Amazingly, six in 10 United States adults do not have a will or living trust, and almost half of boomers (age 53-71) haven’t put their estate planning documents in place yet. In my experience, most people fail to set up an estate plan because they simply don’t know they need one. Estate planning isn’t just for the wealthy; every adult needs some level of estate planning, regardless of their age or how many assets they have. In fact, if you don’t create your own estate plan, then you are automatically on the default plan that the State of California has in place for you, and you probably won’t like it.
The default plan involves probate court, either through a conservatorship proceeding or probate. A conservatorship occurs if you lose capacity to make your own decisions, and there is no estate plan already in place. If you find yourself in this unfortunate situation, then a judge must choose your decision-maker, or Conservator, in court. This can be a messy process where family disputes can unfold in the public eye, and legal fees can easily exceed $5,000 even in simple situations. If there are multiple people fighting to be the conservator, the process can easily cost over $50,000 in legal fees. It is important to note that no one, not even a spouse or parent, has automatic authority to make decisions for their loved one.
Probate occurs when someone dies with over $166,250 in assets or owning real estate. Probate is a process in which a judge oversees the transfer of the deceased’s assets to the deceased’s heirs. It sounds simple, but there is a lot of paperwork involved, and the process can take one year on average to complete. Like a conservatorship, it is also very costly. On top of probate court fees, the probate attorney and executor each receive a fixed percentage of your gross estate, not the net! For example, if the gross estate is worth $700,000—less than the average cost of many homes here—then the probate attorney and executor will each receive a fee of $17,000!
If you don’t have a will, then the law, in general, says that your assets will be divided among your nearest living relatives. This will be fine for some people, but not the case for others. This is especially true for blended families. For example, remember the Brady Bunch, the popular 1970s TV show? If Mr. Brady died without having his estate plan in place, all of his property would likely have passed to Mrs. Brady by law. If Mrs. Brady then died without setting up her own estate plan, then her three daughters would end up with everything she owned, and the three stepsons would have received nothing. Sadly, this is an all too common scenario in the real world.
If a conservatorship and probate don’t sound like good plans to you, then you need to take action! Simply put, you can get off the default plan by setting up a will or a trust to pass on your assets when you die, as well as having powers of attorney in place in order to name people you trust to make financial and healthcare decisions for you if you lose capacity.
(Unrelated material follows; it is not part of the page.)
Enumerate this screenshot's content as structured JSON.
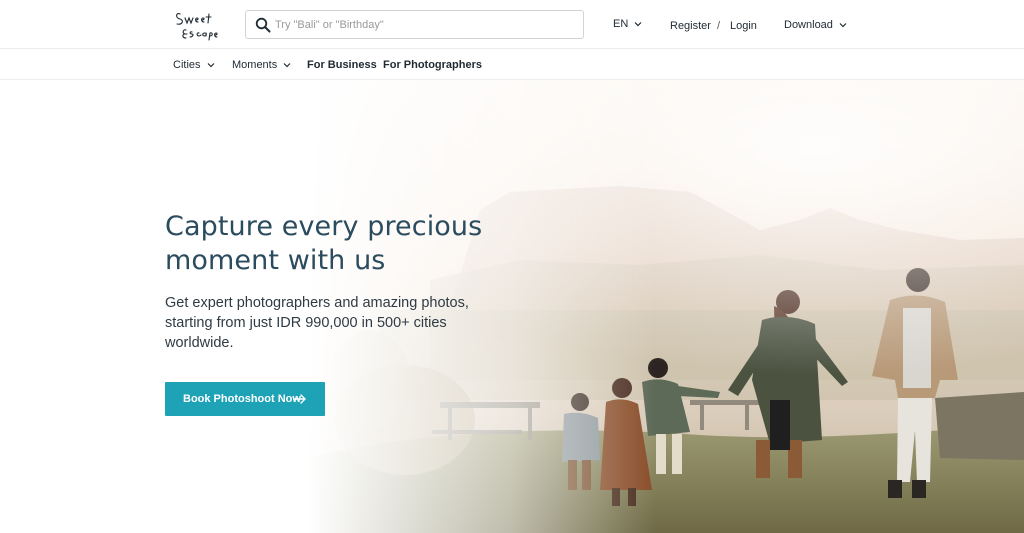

Clearly, setting up your own estate plan now is easier, safer, and more economical than letting a judge do it for you.
—Stephen Wood is an estate planning attorney with an office in Newbury Park